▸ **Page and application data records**
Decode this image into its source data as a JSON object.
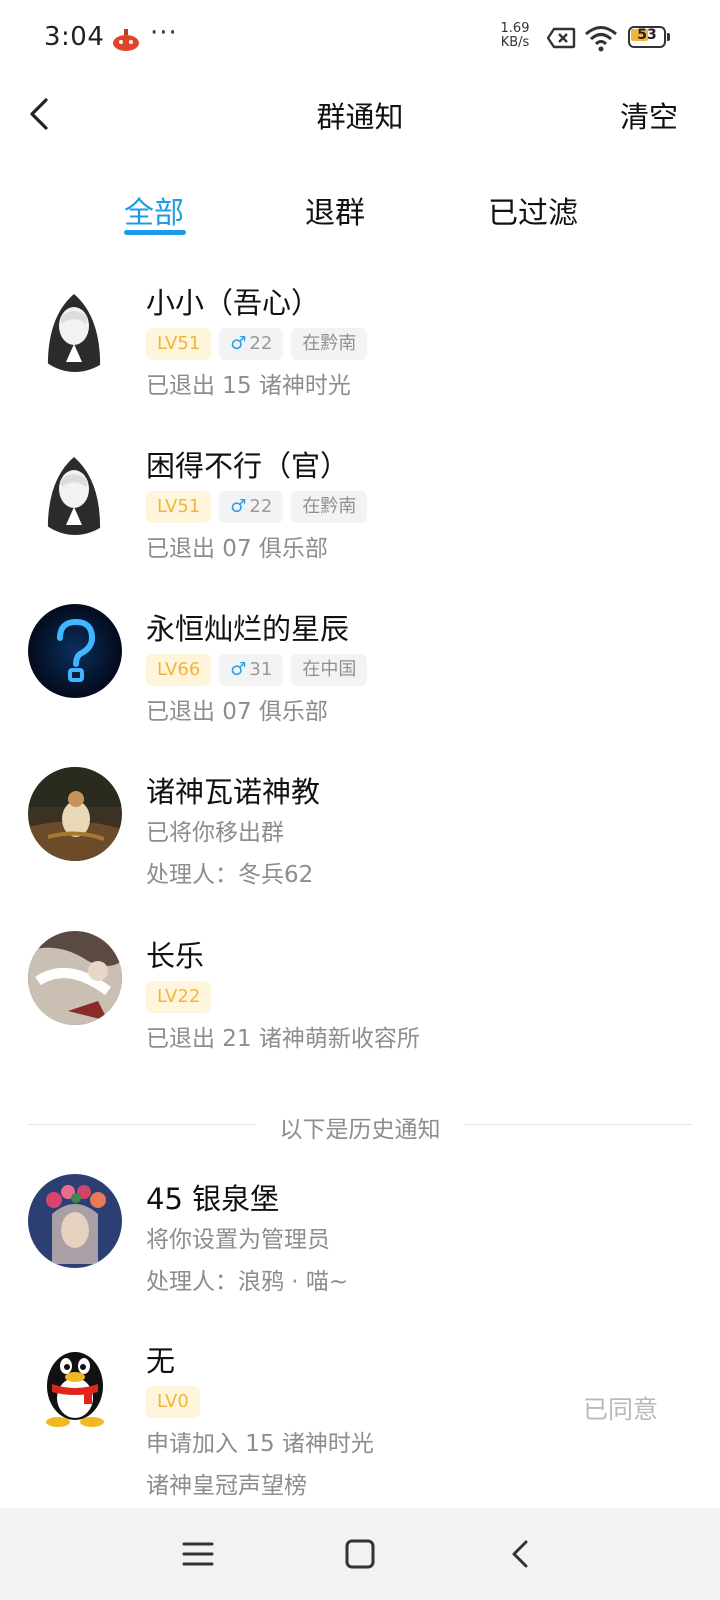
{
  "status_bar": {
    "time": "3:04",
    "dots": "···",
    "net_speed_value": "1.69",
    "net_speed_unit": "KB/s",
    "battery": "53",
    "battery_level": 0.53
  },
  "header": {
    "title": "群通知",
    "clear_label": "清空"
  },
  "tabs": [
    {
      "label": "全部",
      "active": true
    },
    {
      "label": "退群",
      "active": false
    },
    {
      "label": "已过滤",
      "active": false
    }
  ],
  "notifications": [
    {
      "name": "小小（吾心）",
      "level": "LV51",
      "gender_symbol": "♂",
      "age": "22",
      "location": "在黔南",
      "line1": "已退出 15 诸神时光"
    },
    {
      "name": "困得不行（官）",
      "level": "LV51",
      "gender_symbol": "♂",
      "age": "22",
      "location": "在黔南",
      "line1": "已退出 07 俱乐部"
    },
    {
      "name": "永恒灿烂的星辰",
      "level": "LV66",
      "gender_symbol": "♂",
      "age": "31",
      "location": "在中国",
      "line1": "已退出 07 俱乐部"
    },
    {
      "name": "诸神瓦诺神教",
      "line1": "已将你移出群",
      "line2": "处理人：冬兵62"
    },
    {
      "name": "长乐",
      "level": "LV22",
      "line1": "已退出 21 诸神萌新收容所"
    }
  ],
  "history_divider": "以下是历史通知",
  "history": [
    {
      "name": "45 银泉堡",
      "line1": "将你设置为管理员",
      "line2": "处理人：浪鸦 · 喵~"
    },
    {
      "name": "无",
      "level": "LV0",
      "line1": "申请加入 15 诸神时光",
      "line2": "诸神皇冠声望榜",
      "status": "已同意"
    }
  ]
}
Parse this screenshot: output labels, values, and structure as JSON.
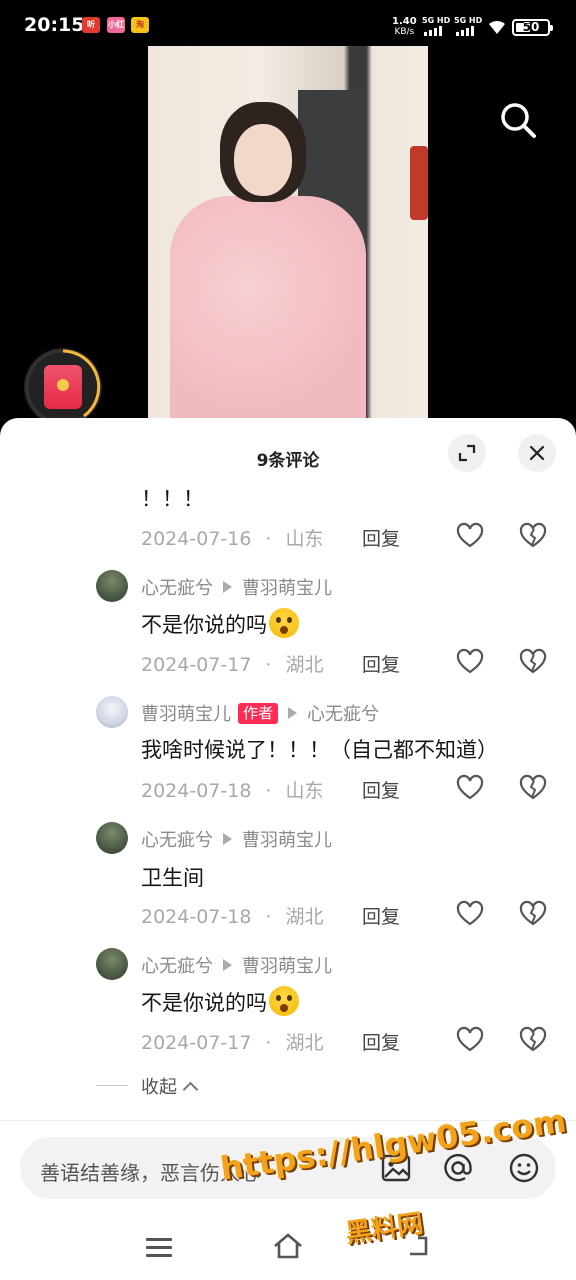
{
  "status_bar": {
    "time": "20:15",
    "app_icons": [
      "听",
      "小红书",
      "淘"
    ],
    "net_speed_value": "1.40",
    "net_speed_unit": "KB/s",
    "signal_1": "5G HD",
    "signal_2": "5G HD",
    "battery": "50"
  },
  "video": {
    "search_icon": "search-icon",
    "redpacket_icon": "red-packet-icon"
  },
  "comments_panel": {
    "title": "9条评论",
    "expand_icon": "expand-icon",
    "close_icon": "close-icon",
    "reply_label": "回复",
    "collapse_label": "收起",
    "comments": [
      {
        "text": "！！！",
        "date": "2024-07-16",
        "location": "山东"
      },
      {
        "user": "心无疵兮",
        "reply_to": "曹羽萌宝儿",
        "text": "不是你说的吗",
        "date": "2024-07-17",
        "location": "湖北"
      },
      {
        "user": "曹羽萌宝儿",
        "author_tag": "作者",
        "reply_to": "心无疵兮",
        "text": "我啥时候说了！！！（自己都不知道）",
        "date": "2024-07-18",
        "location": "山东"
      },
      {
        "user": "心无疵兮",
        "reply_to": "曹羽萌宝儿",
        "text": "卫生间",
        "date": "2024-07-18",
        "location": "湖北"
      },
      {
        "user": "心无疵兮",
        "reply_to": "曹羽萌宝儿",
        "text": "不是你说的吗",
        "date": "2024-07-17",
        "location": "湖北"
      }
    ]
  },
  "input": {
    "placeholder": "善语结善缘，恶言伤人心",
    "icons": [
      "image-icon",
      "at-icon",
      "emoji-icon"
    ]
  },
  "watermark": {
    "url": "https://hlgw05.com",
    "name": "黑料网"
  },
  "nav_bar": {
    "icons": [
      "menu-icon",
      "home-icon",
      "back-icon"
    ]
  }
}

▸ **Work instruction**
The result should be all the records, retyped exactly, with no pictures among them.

▸ **Task output**
Decode this image into its source data as a JSON object.
{
  "status_bar": {
    "time": "3:04",
    "dots": "···",
    "net_speed_value": "1.69",
    "net_speed_unit": "KB/s",
    "battery": "53",
    "battery_level": 0.53
  },
  "header": {
    "title": "群通知",
    "clear_label": "清空"
  },
  "tabs": [
    {
      "label": "全部",
      "active": true
    },
    {
      "label": "退群",
      "active": false
    },
    {
      "label": "已过滤",
      "active": false
    }
  ],
  "notifications": [
    {
      "name": "小小（吾心）",
      "level": "LV51",
      "gender_symbol": "♂",
      "age": "22",
      "location": "在黔南",
      "line1": "已退出 15 诸神时光"
    },
    {
      "name": "困得不行（官）",
      "level": "LV51",
      "gender_symbol": "♂",
      "age": "22",
      "location": "在黔南",
      "line1": "已退出 07 俱乐部"
    },
    {
      "name": "永恒灿烂的星辰",
      "level": "LV66",
      "gender_symbol": "♂",
      "age": "31",
      "location": "在中国",
      "line1": "已退出 07 俱乐部"
    },
    {
      "name": "诸神瓦诺神教",
      "line1": "已将你移出群",
      "line2": "处理人：冬兵62"
    },
    {
      "name": "长乐",
      "level": "LV22",
      "line1": "已退出 21 诸神萌新收容所"
    }
  ],
  "history_divider": "以下是历史通知",
  "history": [
    {
      "name": "45 银泉堡",
      "line1": "将你设置为管理员",
      "line2": "处理人：浪鸦 · 喵~"
    },
    {
      "name": "无",
      "level": "LV0",
      "line1": "申请加入 15 诸神时光",
      "line2": "诸神皇冠声望榜",
      "status": "已同意"
    }
  ]
}
Parse this screenshot: output labels, values, and structure as JSON.
{
  "status_bar": {
    "time": "20:15",
    "app_icons": [
      "听",
      "小红书",
      "淘"
    ],
    "net_speed_value": "1.40",
    "net_speed_unit": "KB/s",
    "signal_1": "5G HD",
    "signal_2": "5G HD",
    "battery": "50"
  },
  "video": {
    "search_icon": "search-icon",
    "redpacket_icon": "red-packet-icon"
  },
  "comments_panel": {
    "title": "9条评论",
    "expand_icon": "expand-icon",
    "close_icon": "close-icon",
    "reply_label": "回复",
    "collapse_label": "收起",
    "comments": [
      {
        "text": "！！！",
        "date": "2024-07-16",
        "location": "山东"
      },
      {
        "user": "心无疵兮",
        "reply_to": "曹羽萌宝儿",
        "text": "不是你说的吗",
        "date": "2024-07-17",
        "location": "湖北"
      },
      {
        "user": "曹羽萌宝儿",
        "author_tag": "作者",
        "reply_to": "心无疵兮",
        "text": "我啥时候说了！！！（自己都不知道）",
        "date": "2024-07-18",
        "location": "山东"
      },
      {
        "user": "心无疵兮",
        "reply_to": "曹羽萌宝儿",
        "text": "卫生间",
        "date": "2024-07-18",
        "location": "湖北"
      },
      {
        "user": "心无疵兮",
        "reply_to": "曹羽萌宝儿",
        "text": "不是你说的吗",
        "date": "2024-07-17",
        "location": "湖北"
      }
    ]
  },
  "input": {
    "placeholder": "善语结善缘，恶言伤人心",
    "icons": [
      "image-icon",
      "at-icon",
      "emoji-icon"
    ]
  },
  "watermark": {
    "url": "https://hlgw05.com",
    "name": "黑料网"
  },
  "nav_bar": {
    "icons": [
      "menu-icon",
      "home-icon",
      "back-icon"
    ]
  }
}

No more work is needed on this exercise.